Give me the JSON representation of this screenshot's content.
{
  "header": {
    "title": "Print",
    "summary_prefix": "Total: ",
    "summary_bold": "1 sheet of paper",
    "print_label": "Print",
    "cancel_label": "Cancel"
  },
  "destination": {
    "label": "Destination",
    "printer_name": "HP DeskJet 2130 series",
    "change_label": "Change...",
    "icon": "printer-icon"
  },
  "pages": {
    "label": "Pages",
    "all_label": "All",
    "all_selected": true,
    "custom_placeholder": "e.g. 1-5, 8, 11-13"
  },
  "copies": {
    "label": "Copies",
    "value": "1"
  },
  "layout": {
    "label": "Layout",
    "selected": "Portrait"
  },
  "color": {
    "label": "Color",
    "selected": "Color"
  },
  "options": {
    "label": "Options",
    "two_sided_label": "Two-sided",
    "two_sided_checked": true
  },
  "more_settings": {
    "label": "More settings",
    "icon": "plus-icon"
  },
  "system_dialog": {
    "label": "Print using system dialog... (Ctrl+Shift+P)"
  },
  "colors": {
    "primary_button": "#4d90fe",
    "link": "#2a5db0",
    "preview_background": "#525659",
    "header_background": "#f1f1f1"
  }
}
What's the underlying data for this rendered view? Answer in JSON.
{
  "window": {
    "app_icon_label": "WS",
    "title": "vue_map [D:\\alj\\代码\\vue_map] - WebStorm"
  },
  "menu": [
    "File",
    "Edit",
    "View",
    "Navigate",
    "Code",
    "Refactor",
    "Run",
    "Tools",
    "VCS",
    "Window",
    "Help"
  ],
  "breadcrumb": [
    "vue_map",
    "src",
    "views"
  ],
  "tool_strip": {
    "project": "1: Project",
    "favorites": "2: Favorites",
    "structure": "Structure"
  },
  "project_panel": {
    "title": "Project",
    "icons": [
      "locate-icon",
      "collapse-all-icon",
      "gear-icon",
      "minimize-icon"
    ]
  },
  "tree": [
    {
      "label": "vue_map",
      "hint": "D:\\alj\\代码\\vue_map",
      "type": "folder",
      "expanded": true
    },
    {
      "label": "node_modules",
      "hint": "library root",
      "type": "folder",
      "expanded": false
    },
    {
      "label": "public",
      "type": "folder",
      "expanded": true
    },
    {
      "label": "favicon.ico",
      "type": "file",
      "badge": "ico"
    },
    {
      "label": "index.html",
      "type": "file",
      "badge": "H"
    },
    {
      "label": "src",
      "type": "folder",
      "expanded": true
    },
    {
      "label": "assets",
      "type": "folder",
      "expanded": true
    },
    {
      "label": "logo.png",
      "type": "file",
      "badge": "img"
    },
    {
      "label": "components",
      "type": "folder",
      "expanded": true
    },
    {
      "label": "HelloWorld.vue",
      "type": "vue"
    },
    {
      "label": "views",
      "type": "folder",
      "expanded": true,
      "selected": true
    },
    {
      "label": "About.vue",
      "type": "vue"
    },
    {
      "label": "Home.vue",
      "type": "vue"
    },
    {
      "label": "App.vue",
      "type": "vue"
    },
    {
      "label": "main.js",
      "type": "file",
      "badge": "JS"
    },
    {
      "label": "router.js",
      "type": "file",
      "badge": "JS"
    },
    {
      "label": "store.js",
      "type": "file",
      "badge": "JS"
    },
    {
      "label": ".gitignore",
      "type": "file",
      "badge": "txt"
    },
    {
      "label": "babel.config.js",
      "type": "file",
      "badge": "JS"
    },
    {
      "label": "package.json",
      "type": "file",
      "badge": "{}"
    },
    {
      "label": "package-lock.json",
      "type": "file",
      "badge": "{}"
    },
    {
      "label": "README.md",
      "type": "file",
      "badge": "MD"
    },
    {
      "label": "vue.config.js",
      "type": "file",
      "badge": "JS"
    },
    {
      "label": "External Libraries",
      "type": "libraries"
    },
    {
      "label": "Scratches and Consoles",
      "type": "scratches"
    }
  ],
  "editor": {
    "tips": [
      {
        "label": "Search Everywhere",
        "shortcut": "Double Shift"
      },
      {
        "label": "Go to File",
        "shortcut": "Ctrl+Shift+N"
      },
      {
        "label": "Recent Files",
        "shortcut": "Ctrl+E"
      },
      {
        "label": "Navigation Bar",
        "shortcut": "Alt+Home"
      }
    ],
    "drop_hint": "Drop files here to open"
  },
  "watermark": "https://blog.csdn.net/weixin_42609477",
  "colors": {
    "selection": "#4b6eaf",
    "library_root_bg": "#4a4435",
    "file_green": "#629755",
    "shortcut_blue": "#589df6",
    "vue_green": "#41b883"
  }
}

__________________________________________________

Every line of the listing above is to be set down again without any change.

Give me the JSON representation of this screenshot's content.
{
  "header": {
    "title": "Print",
    "summary_prefix": "Total: ",
    "summary_bold": "1 sheet of paper",
    "print_label": "Print",
    "cancel_label": "Cancel"
  },
  "destination": {
    "label": "Destination",
    "printer_name": "HP DeskJet 2130 series",
    "change_label": "Change...",
    "icon": "printer-icon"
  },
  "pages": {
    "label": "Pages",
    "all_label": "All",
    "all_selected": true,
    "custom_placeholder": "e.g. 1-5, 8, 11-13"
  },
  "copies": {
    "label": "Copies",
    "value": "1"
  },
  "layout": {
    "label": "Layout",
    "selected": "Portrait"
  },
  "color": {
    "label": "Color",
    "selected": "Color"
  },
  "options": {
    "label": "Options",
    "two_sided_label": "Two-sided",
    "two_sided_checked": true
  },
  "more_settings": {
    "label": "More settings",
    "icon": "plus-icon"
  },
  "system_dialog": {
    "label": "Print using system dialog... (Ctrl+Shift+P)"
  },
  "colors": {
    "primary_button": "#4d90fe",
    "link": "#2a5db0",
    "preview_background": "#525659",
    "header_background": "#f1f1f1"
  }
}
What's the underlying data for this rendered view? Answer in JSON.
{
  "window": {
    "app_icon_label": "WS",
    "title": "vue_map [D:\\alj\\代码\\vue_map] - WebStorm"
  },
  "menu": [
    "File",
    "Edit",
    "View",
    "Navigate",
    "Code",
    "Refactor",
    "Run",
    "Tools",
    "VCS",
    "Window",
    "Help"
  ],
  "breadcrumb": [
    "vue_map",
    "src",
    "views"
  ],
  "tool_strip": {
    "project": "1: Project",
    "favorites": "2: Favorites",
    "structure": "Structure"
  },
  "project_panel": {
    "title": "Project",
    "icons": [
      "locate-icon",
      "collapse-all-icon",
      "gear-icon",
      "minimize-icon"
    ]
  },
  "tree": [
    {
      "label": "vue_map",
      "hint": "D:\\alj\\代码\\vue_map",
      "type": "folder",
      "expanded": true
    },
    {
      "label": "node_modules",
      "hint": "library root",
      "type": "folder",
      "expanded": false
    },
    {
      "label": "public",
      "type": "folder",
      "expanded": true
    },
    {
      "label": "favicon.ico",
      "type": "file",
      "badge": "ico"
    },
    {
      "label": "index.html",
      "type": "file",
      "badge": "H"
    },
    {
      "label": "src",
      "type": "folder",
      "expanded": true
    },
    {
      "label": "assets",
      "type": "folder",
      "expanded": true
    },
    {
      "label": "logo.png",
      "type": "file",
      "badge": "img"
    },
    {
      "label": "components",
      "type": "folder",
      "expanded": true
    },
    {
      "label": "HelloWorld.vue",
      "type": "vue"
    },
    {
      "label": "views",
      "type": "folder",
      "expanded": true,
      "selected": true
    },
    {
      "label": "About.vue",
      "type": "vue"
    },
    {
      "label": "Home.vue",
      "type": "vue"
    },
    {
      "label": "App.vue",
      "type": "vue"
    },
    {
      "label": "main.js",
      "type": "file",
      "badge": "JS"
    },
    {
      "label": "router.js",
      "type": "file",
      "badge": "JS"
    },
    {
      "label": "store.js",
      "type": "file",
      "badge": "JS"
    },
    {
      "label": ".gitignore",
      "type": "file",
      "badge": "txt"
    },
    {
      "label": "babel.config.js",
      "type": "file",
      "badge": "JS"
    },
    {
      "label": "package.json",
      "type": "file",
      "badge": "{}"
    },
    {
      "label": "package-lock.json",
      "type": "file",
      "badge": "{}"
    },
    {
      "label": "README.md",
      "type": "file",
      "badge": "MD"
    },
    {
      "label": "vue.config.js",
      "type": "file",
      "badge": "JS"
    },
    {
      "label": "External Libraries",
      "type": "libraries"
    },
    {
      "label": "Scratches and Consoles",
      "type": "scratches"
    }
  ],
  "editor": {
    "tips": [
      {
        "label": "Search Everywhere",
        "shortcut": "Double Shift"
      },
      {
        "label": "Go to File",
        "shortcut": "Ctrl+Shift+N"
      },
      {
        "label": "Recent Files",
        "shortcut": "Ctrl+E"
      },
      {
        "label": "Navigation Bar",
        "shortcut": "Alt+Home"
      }
    ],
    "drop_hint": "Drop files here to open"
  },
  "watermark": "https://blog.csdn.net/weixin_42609477",
  "colors": {
    "selection": "#4b6eaf",
    "library_root_bg": "#4a4435",
    "file_green": "#629755",
    "shortcut_blue": "#589df6",
    "vue_green": "#41b883"
  }
}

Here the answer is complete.